These guys, these glorious guys. Hound and Ironhide make a welcome return with both having last been seen during Combiner Wars. No longer suffering the indignity of being repaints of other characters, albeit with new noggins, they get their own unique molds for the first time since the Universe portion of Generations. Both look incredible and signal a significant improvement in the deluxe class, at least at first glance. Paint apps are numerous, articulation looks great and includes ankle tilts, whilst hollow areas are hidden or kept to a minimum. Ironhide’s Cybertronian mini van looks like a fun wheeled version of the Star Tours ride, Hound looks about as close to be a Jeep as you can get without being an actual Jeep, complete with US Military markings 4 million years before the US Military existed. I bet Mary Berry was still around baking cakes then. The great Jurassic Bake Off. Hound’s weapons comprises his shoulder launcher and rifle which can combine into a larger gun. Ironhide’s weapon seems to hide an action feature of some fashion, probably turning it into a space hammer or something. The robot modes are great and you can definitely see the influence from Takara now they are releasing the identical toys/deco as Hasbro.

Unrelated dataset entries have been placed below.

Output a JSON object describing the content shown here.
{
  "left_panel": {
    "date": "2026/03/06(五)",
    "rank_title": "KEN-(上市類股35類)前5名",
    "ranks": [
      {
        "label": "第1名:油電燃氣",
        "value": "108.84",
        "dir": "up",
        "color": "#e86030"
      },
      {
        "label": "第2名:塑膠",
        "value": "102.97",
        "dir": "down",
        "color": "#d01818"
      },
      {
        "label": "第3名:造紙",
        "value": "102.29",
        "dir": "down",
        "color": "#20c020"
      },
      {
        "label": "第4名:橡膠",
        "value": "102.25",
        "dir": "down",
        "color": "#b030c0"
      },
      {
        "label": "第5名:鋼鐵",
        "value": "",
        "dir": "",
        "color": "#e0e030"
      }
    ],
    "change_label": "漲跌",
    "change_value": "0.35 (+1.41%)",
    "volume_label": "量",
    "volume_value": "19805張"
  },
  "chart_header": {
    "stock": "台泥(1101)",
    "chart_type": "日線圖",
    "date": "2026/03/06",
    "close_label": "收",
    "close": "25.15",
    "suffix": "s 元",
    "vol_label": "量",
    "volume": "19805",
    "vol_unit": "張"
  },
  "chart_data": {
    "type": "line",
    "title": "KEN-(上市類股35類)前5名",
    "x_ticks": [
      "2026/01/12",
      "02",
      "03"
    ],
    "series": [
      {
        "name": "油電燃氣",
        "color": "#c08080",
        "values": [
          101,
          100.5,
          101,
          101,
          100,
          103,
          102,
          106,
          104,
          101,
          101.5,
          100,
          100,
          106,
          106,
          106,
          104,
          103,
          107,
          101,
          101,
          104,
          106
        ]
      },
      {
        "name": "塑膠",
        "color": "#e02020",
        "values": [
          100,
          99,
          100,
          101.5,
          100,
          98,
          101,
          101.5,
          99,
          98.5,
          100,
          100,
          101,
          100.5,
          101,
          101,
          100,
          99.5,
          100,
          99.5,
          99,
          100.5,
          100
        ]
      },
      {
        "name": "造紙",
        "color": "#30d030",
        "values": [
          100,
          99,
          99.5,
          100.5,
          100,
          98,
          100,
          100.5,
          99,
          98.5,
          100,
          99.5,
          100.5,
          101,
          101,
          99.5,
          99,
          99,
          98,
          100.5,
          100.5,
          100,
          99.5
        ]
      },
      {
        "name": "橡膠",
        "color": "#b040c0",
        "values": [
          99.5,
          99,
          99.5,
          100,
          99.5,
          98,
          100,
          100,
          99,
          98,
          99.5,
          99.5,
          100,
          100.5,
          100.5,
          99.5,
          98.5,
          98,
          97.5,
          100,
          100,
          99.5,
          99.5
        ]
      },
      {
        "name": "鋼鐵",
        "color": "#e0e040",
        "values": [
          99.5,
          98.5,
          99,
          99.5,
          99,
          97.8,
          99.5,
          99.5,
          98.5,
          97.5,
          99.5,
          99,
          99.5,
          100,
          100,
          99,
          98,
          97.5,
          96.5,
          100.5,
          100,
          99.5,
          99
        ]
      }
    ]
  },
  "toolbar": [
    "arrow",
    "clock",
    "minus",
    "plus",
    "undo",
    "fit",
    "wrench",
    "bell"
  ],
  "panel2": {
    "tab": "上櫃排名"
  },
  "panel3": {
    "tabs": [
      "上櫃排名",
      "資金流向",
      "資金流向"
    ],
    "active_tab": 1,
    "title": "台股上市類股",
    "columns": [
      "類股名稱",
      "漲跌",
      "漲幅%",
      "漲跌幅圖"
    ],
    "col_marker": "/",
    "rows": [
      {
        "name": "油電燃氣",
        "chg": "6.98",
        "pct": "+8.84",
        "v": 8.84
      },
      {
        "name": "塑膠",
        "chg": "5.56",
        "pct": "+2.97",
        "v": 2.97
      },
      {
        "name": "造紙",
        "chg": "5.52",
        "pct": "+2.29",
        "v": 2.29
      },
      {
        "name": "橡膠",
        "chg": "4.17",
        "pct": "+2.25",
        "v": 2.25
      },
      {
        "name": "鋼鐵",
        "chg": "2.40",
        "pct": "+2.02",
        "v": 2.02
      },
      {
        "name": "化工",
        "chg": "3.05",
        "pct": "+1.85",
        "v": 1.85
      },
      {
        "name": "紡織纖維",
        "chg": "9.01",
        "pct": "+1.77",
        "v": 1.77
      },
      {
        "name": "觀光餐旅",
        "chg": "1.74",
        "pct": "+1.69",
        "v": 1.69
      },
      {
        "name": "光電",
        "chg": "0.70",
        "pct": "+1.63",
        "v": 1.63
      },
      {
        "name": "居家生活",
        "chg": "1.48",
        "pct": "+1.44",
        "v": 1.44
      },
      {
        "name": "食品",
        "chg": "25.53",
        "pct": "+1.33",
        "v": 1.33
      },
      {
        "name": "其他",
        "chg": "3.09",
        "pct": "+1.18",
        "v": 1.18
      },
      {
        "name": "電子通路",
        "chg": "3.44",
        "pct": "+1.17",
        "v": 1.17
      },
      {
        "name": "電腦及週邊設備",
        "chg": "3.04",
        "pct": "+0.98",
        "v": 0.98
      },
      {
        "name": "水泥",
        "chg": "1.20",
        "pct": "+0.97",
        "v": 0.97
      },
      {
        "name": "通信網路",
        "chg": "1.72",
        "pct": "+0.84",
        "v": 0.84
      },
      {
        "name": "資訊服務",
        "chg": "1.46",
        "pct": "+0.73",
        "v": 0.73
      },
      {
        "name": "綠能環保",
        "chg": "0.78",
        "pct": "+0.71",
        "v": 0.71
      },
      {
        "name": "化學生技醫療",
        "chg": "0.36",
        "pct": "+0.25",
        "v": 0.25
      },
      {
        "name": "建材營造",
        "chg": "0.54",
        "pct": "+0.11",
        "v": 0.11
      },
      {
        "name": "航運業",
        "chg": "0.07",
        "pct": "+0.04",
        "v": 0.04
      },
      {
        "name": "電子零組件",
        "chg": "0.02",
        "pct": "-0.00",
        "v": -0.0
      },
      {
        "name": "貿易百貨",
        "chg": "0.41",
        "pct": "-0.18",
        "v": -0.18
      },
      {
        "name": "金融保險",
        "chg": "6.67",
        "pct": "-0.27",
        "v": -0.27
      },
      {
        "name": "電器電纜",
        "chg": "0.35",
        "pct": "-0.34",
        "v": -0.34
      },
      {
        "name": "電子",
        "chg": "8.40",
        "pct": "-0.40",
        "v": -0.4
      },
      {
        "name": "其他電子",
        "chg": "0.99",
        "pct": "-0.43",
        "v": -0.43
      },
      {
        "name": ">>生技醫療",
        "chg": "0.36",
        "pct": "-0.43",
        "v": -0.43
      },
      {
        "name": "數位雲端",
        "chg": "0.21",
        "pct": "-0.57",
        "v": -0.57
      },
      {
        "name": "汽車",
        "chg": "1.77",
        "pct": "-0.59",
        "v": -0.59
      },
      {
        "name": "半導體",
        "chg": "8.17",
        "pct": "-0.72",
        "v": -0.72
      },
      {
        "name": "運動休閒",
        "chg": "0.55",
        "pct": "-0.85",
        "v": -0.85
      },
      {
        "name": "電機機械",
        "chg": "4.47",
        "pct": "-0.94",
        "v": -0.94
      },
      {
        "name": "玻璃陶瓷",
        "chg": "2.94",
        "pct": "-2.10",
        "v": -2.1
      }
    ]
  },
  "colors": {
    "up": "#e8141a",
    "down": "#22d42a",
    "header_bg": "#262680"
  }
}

Elsewhere, Cyberverse and the Bumblebee movie were out in force. On the Cyberverse side of things the character models continue to be wonderful whilst the toys do a great job of trying to appeal to a much younger audience. Bumblebee has his own movie coming and despite my disinterest in the prior movie series this one doesn’t look half bad (“no, it looks all bad! Bwhahah”) and the redesigns are far more to my tastes. Studio Series Bumblebee (Big Bad VW Beetleborg version) may even make it into my collection now that he no longer looks like a magic eye painting. There seems to be a general dialling back of the Bay aesthetic across the movie and it’s toy line, a result of which being that more of the toys caught my eye more than usual. There’s like a helicopter guy who looks like Whirl but isn’t (he’s probably called Galvatron judging by the Blitzwing fiasco) which isn’t bad at all. Hopefully that Blitzwing can act as a Starscream who doesn’t look like someone stamped on a quesadilla. The usual array of movie tat was there, from masks to die cast vehicles and that sort of stuff, but the most intriguing reveals were a retool of Titans Return Soundwave to be more G1 accurate (it’s a buy) and a few more of the missing TR cassettes including Rumble (or if you are one of those, Frenzy) which will no doubt wind people up that Hasbro have made us jump through even more hoops to get it. Obviously there was more than I covered as I pretty much just follow the Generations side of things but really the only other thing that is right up my street are the G1 reissues which I could talk about for hours but nobody wants to listen to more of my tales of Saturday morning trips to town with my Gran where I got a toy and an iced bun.
Siege has finally been revealed and we now have a better handle on what’s in store. Each time a new iteration of Generations is revealed we go gooey eyed, but this genuinely looks to have the most potential of any line thus far. Let me say again, in capitals for added effect – MICROMASTERS.